◆ What you need to do:
All entries below must be retyped exactly, though pictures are to be skipped.

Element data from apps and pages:
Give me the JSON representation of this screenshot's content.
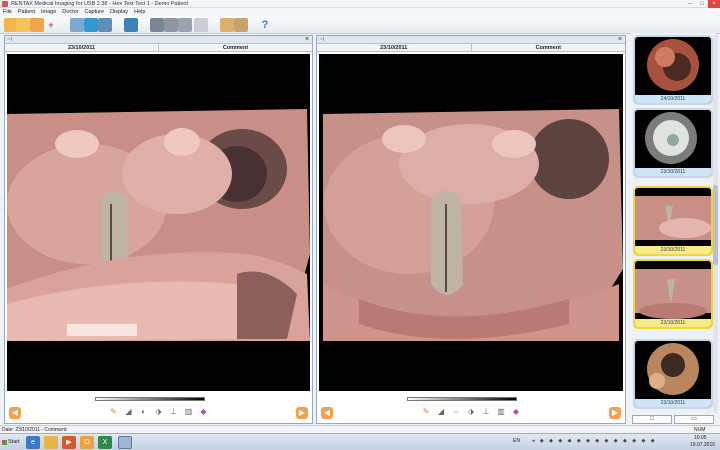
{
  "window": {
    "title": "RENTAX Medical Imaging for USB 2.38 - Hex Text Test 1 - Demo Patient",
    "controls": [
      "minimize",
      "maximize",
      "close"
    ]
  },
  "menu": [
    "File",
    "Patient",
    "Image",
    "Doctor",
    "Capture",
    "Display",
    "Help"
  ],
  "toolbar": {
    "icons": [
      "open-folder-icon",
      "folder-icon",
      "new-image-icon",
      "add-icon",
      "print-icon",
      "monitor-icon",
      "camera-icon",
      "user-icon",
      "film-icon",
      "printer-icon",
      "cursor-icon",
      "transfer-icon",
      "copy-icon",
      "help-icon"
    ],
    "help_glyph": "?"
  },
  "panes": {
    "left": {
      "date": "23/10/2011",
      "comment": "Comment",
      "close": "×",
      "pin": "⊣"
    },
    "right": {
      "date": "23/10/2011",
      "comment": "Comment",
      "close": "×",
      "pin": "⊣"
    }
  },
  "thumbnails": [
    {
      "date": "24/10/2011",
      "selected": false
    },
    {
      "date": "23/10/2011",
      "selected": false
    },
    {
      "date": "23/10/2011",
      "selected": true
    },
    {
      "date": "23/10/2011",
      "selected": true
    },
    {
      "date": "23/10/2011",
      "selected": false
    }
  ],
  "status": {
    "text": "Date: 23/10/2011 - Comment:",
    "num": "NUM"
  },
  "taskbar": {
    "start": "Start",
    "language": "EN",
    "time": "10:05",
    "date": "19.07.2016"
  },
  "colors": {
    "selected_border": "#f1d63b",
    "caption": "#cfe4f6",
    "accent_orange": "#f3a050"
  }
}
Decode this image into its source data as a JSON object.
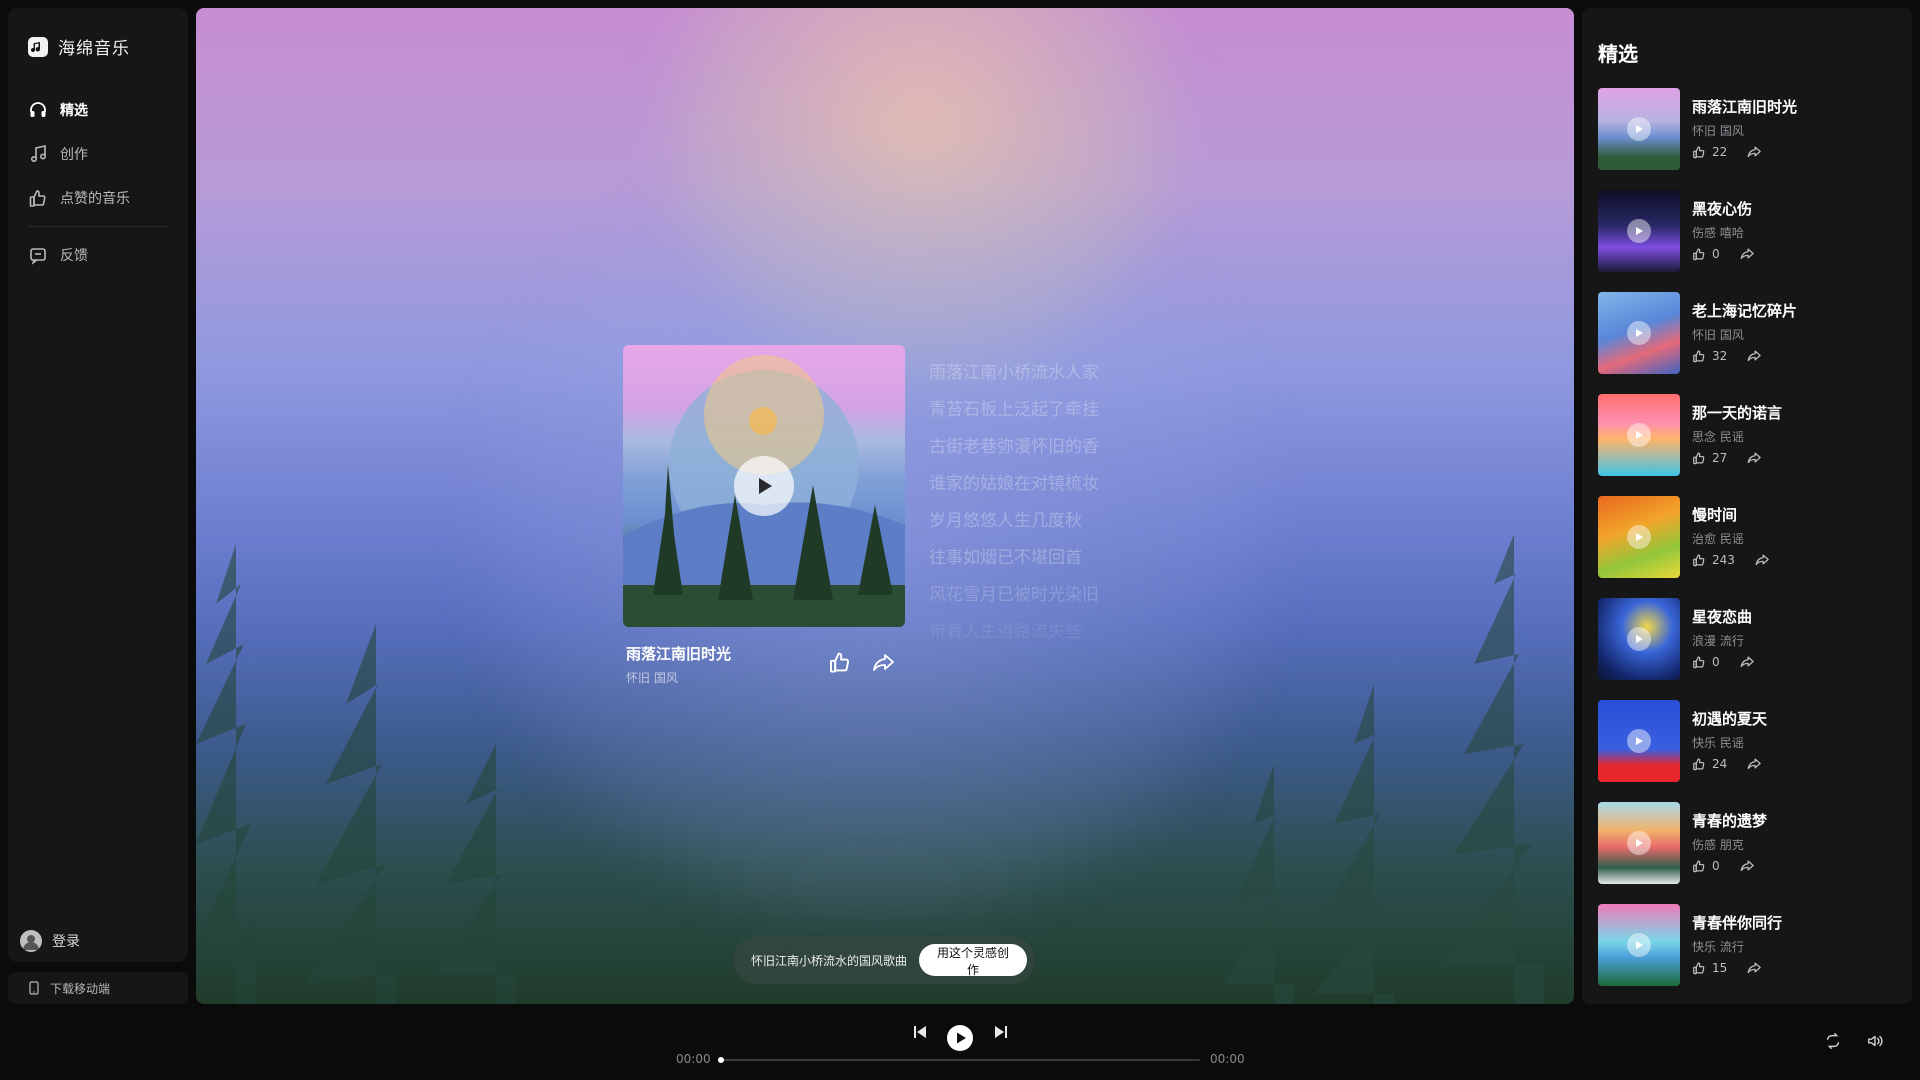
{
  "app": {
    "name": "海绵音乐"
  },
  "sidebar": {
    "items": [
      {
        "label": "精选",
        "icon": "headphones-icon",
        "active": true
      },
      {
        "label": "创作",
        "icon": "music-note-icon",
        "active": false
      },
      {
        "label": "点赞的音乐",
        "icon": "thumb-up-icon",
        "active": false
      }
    ],
    "feedback": {
      "label": "反馈",
      "icon": "feedback-icon"
    },
    "login": {
      "label": "登录"
    },
    "download": {
      "label": "下载移动端"
    }
  },
  "now_playing": {
    "title": "雨落江南旧时光",
    "tags": "怀旧 国风",
    "lyrics": [
      "雨落江南小桥流水人家",
      "青苔石板上泛起了牵挂",
      "古街老巷弥漫怀旧的香",
      "谁家的姑娘在对镜梳妆",
      "岁月悠悠人生几度秋",
      "往事如烟已不堪回首",
      "风花雪月已被时光染旧",
      "带着人生道路流失些"
    ]
  },
  "prompt": {
    "text": "怀旧江南小桥流水的国风歌曲",
    "button": "用这个灵感创作"
  },
  "featured": {
    "title": "精选",
    "items": [
      {
        "title": "雨落江南旧时光",
        "tags": "怀旧 国风",
        "likes": "22"
      },
      {
        "title": "黑夜心伤",
        "tags": "伤感 嘻哈",
        "likes": "0"
      },
      {
        "title": "老上海记忆碎片",
        "tags": "怀旧 国风",
        "likes": "32"
      },
      {
        "title": "那一天的诺言",
        "tags": "思念 民谣",
        "likes": "27"
      },
      {
        "title": "慢时间",
        "tags": "治愈 民谣",
        "likes": "243"
      },
      {
        "title": "星夜恋曲",
        "tags": "浪漫 流行",
        "likes": "0"
      },
      {
        "title": "初遇的夏天",
        "tags": "快乐 民谣",
        "likes": "24"
      },
      {
        "title": "青春的遗梦",
        "tags": "伤感 朋克",
        "likes": "0"
      },
      {
        "title": "青春伴你同行",
        "tags": "快乐 流行",
        "likes": "15"
      }
    ]
  },
  "player": {
    "current_time": "00:00",
    "total_time": "00:00",
    "progress": 0
  }
}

◆ Answer to the problem:
Give me the JSON representation of this screenshot's content.
{
  "window": {
    "title": "RENTAX Medical Imaging for USB 2.38 - Hex Text Test 1 - Demo Patient",
    "controls": [
      "minimize",
      "maximize",
      "close"
    ]
  },
  "menu": [
    "File",
    "Patient",
    "Image",
    "Doctor",
    "Capture",
    "Display",
    "Help"
  ],
  "toolbar": {
    "icons": [
      "open-folder-icon",
      "folder-icon",
      "new-image-icon",
      "add-icon",
      "print-icon",
      "monitor-icon",
      "camera-icon",
      "user-icon",
      "film-icon",
      "printer-icon",
      "cursor-icon",
      "transfer-icon",
      "copy-icon",
      "help-icon"
    ],
    "help_glyph": "?"
  },
  "panes": {
    "left": {
      "date": "23/10/2011",
      "comment": "Comment",
      "close": "×",
      "pin": "⊣"
    },
    "right": {
      "date": "23/10/2011",
      "comment": "Comment",
      "close": "×",
      "pin": "⊣"
    }
  },
  "thumbnails": [
    {
      "date": "24/10/2011",
      "selected": false
    },
    {
      "date": "23/10/2011",
      "selected": false
    },
    {
      "date": "23/10/2011",
      "selected": true
    },
    {
      "date": "23/10/2011",
      "selected": true
    },
    {
      "date": "23/10/2011",
      "selected": false
    }
  ],
  "status": {
    "text": "Date: 23/10/2011 - Comment:",
    "num": "NUM"
  },
  "taskbar": {
    "start": "Start",
    "language": "EN",
    "time": "10:05",
    "date": "19.07.2016"
  },
  "colors": {
    "selected_border": "#f1d63b",
    "caption": "#cfe4f6",
    "accent_orange": "#f3a050"
  }
}
Decode this image into its source data as a JSON object.
{
  "app": {
    "name": "海绵音乐"
  },
  "sidebar": {
    "items": [
      {
        "label": "精选",
        "icon": "headphones-icon",
        "active": true
      },
      {
        "label": "创作",
        "icon": "music-note-icon",
        "active": false
      },
      {
        "label": "点赞的音乐",
        "icon": "thumb-up-icon",
        "active": false
      }
    ],
    "feedback": {
      "label": "反馈",
      "icon": "feedback-icon"
    },
    "login": {
      "label": "登录"
    },
    "download": {
      "label": "下载移动端"
    }
  },
  "now_playing": {
    "title": "雨落江南旧时光",
    "tags": "怀旧 国风",
    "lyrics": [
      "雨落江南小桥流水人家",
      "青苔石板上泛起了牵挂",
      "古街老巷弥漫怀旧的香",
      "谁家的姑娘在对镜梳妆",
      "岁月悠悠人生几度秋",
      "往事如烟已不堪回首",
      "风花雪月已被时光染旧",
      "带着人生道路流失些"
    ]
  },
  "prompt": {
    "text": "怀旧江南小桥流水的国风歌曲",
    "button": "用这个灵感创作"
  },
  "featured": {
    "title": "精选",
    "items": [
      {
        "title": "雨落江南旧时光",
        "tags": "怀旧 国风",
        "likes": "22"
      },
      {
        "title": "黑夜心伤",
        "tags": "伤感 嘻哈",
        "likes": "0"
      },
      {
        "title": "老上海记忆碎片",
        "tags": "怀旧 国风",
        "likes": "32"
      },
      {
        "title": "那一天的诺言",
        "tags": "思念 民谣",
        "likes": "27"
      },
      {
        "title": "慢时间",
        "tags": "治愈 民谣",
        "likes": "243"
      },
      {
        "title": "星夜恋曲",
        "tags": "浪漫 流行",
        "likes": "0"
      },
      {
        "title": "初遇的夏天",
        "tags": "快乐 民谣",
        "likes": "24"
      },
      {
        "title": "青春的遗梦",
        "tags": "伤感 朋克",
        "likes": "0"
      },
      {
        "title": "青春伴你同行",
        "tags": "快乐 流行",
        "likes": "15"
      }
    ]
  },
  "player": {
    "current_time": "00:00",
    "total_time": "00:00",
    "progress": 0
  }
}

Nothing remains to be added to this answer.